Four Big Deals

2018 will be an important year for trade. The US and Canada are renegotiating NAFTA, and the UK and EU must come to an agreement by autumn in order to leave enough time for ratification of any Brexit deal.

COP24 will also be taking place this year and countries will be expected to elaborate on their commitments made under the Paris Agreement. In light of America's decision to withdraw from the agreement, this meeting will prove vital in determining the path that the international community will take in the fight to prevent dangerous global warming.

Finally, in the wake of the refugee crisis that hit its peak in 2015, new protocols on refugees and migrants are expected to pass this year.

Three Forces Moving the Pendulum between Government and Market

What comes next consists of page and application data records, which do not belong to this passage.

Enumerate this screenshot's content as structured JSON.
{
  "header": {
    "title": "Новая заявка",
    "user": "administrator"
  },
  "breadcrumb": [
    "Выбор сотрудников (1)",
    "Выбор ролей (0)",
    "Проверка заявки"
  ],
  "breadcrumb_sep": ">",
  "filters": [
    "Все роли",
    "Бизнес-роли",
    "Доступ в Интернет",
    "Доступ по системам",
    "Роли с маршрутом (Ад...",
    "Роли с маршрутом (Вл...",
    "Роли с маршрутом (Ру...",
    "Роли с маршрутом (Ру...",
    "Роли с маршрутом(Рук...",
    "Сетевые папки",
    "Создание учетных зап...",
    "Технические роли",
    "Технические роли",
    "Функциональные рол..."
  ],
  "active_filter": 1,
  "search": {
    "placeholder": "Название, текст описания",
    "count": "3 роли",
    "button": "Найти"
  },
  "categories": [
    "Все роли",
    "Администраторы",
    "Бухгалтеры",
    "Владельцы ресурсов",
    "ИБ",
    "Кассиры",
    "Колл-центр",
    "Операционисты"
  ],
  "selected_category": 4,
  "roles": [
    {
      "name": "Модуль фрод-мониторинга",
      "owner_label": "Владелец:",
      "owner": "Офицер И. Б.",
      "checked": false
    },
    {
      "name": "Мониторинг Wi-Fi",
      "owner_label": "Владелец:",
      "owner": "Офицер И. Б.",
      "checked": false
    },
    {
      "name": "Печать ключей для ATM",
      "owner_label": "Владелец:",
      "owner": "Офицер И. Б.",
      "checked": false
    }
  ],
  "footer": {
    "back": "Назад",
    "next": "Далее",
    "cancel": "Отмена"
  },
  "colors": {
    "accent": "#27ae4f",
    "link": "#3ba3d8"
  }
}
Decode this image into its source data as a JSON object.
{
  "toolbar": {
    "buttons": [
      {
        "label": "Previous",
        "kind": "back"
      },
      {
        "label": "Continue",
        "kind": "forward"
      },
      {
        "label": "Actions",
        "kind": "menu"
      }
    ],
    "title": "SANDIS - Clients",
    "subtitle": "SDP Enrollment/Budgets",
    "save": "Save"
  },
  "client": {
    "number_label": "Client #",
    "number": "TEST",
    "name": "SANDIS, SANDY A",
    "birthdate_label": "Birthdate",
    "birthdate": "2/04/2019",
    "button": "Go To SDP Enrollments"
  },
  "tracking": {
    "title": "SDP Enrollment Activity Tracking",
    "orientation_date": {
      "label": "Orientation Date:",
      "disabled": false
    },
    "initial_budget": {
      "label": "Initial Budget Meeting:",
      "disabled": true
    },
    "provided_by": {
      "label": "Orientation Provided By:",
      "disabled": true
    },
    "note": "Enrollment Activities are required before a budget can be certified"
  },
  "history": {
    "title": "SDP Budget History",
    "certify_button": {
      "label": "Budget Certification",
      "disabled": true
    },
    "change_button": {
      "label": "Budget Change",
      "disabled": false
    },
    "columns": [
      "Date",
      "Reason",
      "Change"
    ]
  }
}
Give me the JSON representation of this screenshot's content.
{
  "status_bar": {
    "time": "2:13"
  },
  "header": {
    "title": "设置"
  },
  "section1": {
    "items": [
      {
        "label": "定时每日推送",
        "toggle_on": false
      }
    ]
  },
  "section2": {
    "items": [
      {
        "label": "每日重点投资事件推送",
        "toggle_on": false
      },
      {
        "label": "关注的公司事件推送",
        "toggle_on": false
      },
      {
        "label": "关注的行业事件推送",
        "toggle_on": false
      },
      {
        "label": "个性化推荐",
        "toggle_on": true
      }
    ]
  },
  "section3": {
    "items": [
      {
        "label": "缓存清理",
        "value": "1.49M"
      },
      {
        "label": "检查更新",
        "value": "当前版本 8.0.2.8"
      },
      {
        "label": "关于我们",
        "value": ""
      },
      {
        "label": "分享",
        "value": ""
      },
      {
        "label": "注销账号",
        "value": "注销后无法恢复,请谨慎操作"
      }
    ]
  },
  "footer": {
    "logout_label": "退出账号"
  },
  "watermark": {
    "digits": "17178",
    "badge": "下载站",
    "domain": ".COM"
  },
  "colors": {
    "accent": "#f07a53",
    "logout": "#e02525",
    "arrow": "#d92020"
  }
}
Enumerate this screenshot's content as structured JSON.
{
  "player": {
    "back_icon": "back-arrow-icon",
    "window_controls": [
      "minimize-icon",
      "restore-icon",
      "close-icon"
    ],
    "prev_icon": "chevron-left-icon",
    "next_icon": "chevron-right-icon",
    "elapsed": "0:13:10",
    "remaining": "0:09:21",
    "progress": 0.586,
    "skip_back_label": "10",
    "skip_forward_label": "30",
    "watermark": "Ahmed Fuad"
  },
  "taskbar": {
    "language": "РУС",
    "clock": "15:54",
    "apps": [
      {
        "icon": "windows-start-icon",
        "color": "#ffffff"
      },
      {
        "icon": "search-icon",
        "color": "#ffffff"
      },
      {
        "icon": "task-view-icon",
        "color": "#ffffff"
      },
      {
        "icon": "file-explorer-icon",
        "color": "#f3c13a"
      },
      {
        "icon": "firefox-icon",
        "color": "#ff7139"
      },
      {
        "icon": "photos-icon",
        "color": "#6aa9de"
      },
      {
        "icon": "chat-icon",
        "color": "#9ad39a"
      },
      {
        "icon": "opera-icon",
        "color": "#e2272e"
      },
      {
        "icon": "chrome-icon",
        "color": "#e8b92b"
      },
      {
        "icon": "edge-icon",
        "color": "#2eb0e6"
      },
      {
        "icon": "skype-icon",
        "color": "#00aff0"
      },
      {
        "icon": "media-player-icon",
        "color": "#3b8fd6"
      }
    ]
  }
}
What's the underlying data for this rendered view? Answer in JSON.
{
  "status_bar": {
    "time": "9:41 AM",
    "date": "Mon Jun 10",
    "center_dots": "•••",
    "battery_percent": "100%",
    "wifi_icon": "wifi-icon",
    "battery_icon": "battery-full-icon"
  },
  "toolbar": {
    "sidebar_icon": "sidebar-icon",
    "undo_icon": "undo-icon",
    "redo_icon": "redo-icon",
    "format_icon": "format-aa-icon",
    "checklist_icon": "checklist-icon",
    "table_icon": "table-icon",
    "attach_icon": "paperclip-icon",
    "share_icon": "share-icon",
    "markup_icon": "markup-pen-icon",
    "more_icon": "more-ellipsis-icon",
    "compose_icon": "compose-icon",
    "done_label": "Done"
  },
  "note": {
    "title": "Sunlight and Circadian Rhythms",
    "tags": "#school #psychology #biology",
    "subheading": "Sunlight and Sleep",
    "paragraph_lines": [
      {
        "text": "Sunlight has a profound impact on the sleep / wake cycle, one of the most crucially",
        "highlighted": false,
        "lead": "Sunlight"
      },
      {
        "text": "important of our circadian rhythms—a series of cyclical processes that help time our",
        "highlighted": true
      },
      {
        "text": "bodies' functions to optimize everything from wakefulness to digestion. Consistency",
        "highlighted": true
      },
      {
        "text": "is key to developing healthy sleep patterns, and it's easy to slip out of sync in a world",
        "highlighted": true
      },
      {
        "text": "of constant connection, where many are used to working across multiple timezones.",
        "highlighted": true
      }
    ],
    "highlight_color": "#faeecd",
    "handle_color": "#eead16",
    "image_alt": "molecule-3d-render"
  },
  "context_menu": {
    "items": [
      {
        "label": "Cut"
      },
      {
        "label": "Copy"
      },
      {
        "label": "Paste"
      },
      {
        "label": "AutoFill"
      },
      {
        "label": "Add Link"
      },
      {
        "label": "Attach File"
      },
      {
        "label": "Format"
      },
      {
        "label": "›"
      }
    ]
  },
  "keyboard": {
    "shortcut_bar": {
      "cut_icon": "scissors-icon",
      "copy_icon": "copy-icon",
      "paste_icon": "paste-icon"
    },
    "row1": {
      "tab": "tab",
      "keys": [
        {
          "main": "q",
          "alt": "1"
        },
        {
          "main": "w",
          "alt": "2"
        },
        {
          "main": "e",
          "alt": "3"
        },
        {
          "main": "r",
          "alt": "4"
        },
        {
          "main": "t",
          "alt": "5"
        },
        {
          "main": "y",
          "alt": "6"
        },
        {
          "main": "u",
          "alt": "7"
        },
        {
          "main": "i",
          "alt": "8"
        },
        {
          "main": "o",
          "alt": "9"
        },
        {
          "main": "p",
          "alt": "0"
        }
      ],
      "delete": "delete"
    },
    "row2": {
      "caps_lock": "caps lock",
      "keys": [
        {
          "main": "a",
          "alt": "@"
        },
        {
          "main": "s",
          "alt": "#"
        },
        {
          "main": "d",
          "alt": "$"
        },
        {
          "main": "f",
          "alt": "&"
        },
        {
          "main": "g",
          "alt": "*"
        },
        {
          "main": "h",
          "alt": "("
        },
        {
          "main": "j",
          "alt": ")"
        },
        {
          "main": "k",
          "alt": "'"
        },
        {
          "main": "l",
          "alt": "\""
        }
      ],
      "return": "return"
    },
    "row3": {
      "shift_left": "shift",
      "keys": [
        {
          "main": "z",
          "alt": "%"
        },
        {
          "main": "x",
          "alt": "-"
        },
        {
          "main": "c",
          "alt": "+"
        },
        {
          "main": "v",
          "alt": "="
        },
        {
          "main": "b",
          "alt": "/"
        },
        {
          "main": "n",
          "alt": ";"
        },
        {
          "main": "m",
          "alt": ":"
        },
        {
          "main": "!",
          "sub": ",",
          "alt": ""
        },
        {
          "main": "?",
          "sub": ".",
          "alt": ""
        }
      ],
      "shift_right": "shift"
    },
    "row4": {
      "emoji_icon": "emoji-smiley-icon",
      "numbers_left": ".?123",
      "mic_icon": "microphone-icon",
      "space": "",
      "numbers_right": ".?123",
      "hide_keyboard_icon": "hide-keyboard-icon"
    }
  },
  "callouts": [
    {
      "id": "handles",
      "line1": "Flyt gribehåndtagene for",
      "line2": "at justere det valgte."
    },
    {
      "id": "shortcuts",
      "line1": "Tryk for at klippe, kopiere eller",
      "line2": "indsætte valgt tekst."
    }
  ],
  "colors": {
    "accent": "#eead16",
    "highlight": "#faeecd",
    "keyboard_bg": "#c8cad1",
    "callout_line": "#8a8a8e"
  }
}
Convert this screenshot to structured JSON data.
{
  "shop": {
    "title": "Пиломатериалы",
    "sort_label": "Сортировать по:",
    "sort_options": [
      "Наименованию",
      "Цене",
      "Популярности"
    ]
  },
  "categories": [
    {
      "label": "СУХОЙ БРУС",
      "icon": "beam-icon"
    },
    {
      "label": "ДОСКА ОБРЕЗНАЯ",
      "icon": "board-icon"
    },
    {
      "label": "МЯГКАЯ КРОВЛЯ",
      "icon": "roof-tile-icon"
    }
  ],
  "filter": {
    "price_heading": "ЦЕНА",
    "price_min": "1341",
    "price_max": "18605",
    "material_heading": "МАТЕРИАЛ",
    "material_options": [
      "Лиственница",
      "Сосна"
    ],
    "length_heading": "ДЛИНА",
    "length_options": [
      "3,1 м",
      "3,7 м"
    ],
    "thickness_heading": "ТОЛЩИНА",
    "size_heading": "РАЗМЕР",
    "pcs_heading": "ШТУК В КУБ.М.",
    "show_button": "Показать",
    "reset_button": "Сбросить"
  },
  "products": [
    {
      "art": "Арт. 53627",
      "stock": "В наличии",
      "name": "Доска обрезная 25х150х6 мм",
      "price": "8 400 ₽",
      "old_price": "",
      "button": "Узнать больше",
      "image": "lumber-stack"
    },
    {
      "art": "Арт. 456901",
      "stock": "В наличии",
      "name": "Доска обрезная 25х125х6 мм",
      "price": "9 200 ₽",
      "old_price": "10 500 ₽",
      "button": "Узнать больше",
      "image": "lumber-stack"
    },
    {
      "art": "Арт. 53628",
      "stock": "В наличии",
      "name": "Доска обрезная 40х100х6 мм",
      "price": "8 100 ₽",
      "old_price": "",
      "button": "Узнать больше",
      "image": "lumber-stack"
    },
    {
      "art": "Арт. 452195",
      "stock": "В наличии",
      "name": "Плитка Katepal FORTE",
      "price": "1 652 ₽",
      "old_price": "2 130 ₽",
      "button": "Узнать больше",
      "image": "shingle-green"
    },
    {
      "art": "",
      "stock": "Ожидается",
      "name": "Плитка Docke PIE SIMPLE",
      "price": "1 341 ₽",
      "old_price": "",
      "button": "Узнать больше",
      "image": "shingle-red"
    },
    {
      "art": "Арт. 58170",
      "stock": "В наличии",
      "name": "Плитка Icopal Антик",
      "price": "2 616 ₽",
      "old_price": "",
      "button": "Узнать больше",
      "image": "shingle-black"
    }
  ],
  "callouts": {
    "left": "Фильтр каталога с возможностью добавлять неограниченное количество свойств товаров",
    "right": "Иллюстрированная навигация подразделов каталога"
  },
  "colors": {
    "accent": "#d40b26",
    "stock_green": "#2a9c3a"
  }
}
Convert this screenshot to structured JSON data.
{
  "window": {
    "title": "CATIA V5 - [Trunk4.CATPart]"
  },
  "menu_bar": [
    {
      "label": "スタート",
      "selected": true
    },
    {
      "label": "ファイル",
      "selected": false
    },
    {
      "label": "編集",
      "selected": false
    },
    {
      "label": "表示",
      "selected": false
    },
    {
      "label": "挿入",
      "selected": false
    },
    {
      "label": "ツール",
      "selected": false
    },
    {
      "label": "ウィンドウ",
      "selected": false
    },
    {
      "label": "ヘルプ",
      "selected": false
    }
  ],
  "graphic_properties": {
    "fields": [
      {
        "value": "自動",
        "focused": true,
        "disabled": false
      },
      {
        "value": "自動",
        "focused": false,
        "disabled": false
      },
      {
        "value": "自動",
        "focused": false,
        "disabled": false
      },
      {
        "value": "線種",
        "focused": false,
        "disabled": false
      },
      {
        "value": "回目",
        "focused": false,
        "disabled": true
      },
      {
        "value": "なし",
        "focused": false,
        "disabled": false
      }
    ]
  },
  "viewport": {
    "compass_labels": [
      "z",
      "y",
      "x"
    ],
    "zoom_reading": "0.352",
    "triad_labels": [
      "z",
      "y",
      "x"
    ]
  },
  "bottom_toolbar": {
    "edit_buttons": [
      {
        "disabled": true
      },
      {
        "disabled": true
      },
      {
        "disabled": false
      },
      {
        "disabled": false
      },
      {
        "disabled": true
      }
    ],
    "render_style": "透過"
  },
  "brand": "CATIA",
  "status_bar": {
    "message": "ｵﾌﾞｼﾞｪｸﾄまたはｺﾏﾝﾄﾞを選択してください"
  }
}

Whilst 2016 marked the rise of "Trumpism", Franklin argued that we are now seeing a new "progressivism", embodied by Emmanuel Macron, whose rise to power was just as unexpected as Trump's. Some might be skeptical about Franklin's description of former investment banker Macron as "the new Roosevelt", protecting those left behind by globalization, but Macron's international outlook forms a stark contrast to Trump's protectionism nonetheless.

Increasing backlash against the tech titans with their tax evasions, cavalier attitude towards data protection, and penchant for buying up their competitions is coming to a head. Will this "techlash" mark the beginning of the end for the monopoly held by the likes of Google and Facebook? Only time will tell.

Franklin also noted that the "Chinese economic juggernaut" is buying up Western companies and its technology is penetrating Western markets - we must watch closely as President Trump responds.

Two Global Sporting Events

2018 is set to be an exciting year for sporting fans worldwide, with both the Winter Olympics and FIFA world cup taking place. Franklin described Russia's hosting of the world cup as an opportunity for Putin to "strut his stuff", if he isn't booed out of the stadium first.

One Giant Decision

Franklin's talk ended on a darker note: the problem of North Korea's growing nuclear capacity. The challenge of how to handle North Korea will fall on the shoulders of President Trump - a prospect that many people find nothing short of terrifying.

Concluding Remarks

Despite the good news of a relatively stable world economy, exciting new technological and medical developments, and sporting and cultural events to look forward to, Franklin's more positive predictions for 2018 were somewhat overshadowed by the threat of nuclear war, increasingly sophisticated cyberattacks, and the uncertainty of where Brexit will leave the UK. As Franklin quipped at the end of his talk: "if we don't destroy ourselves, there is a lot of progress happening!" However, with geopolitical instability, civil wars, and climate change to contend with, not destroying ourselves may prove to be humanity's greatest challenge yet.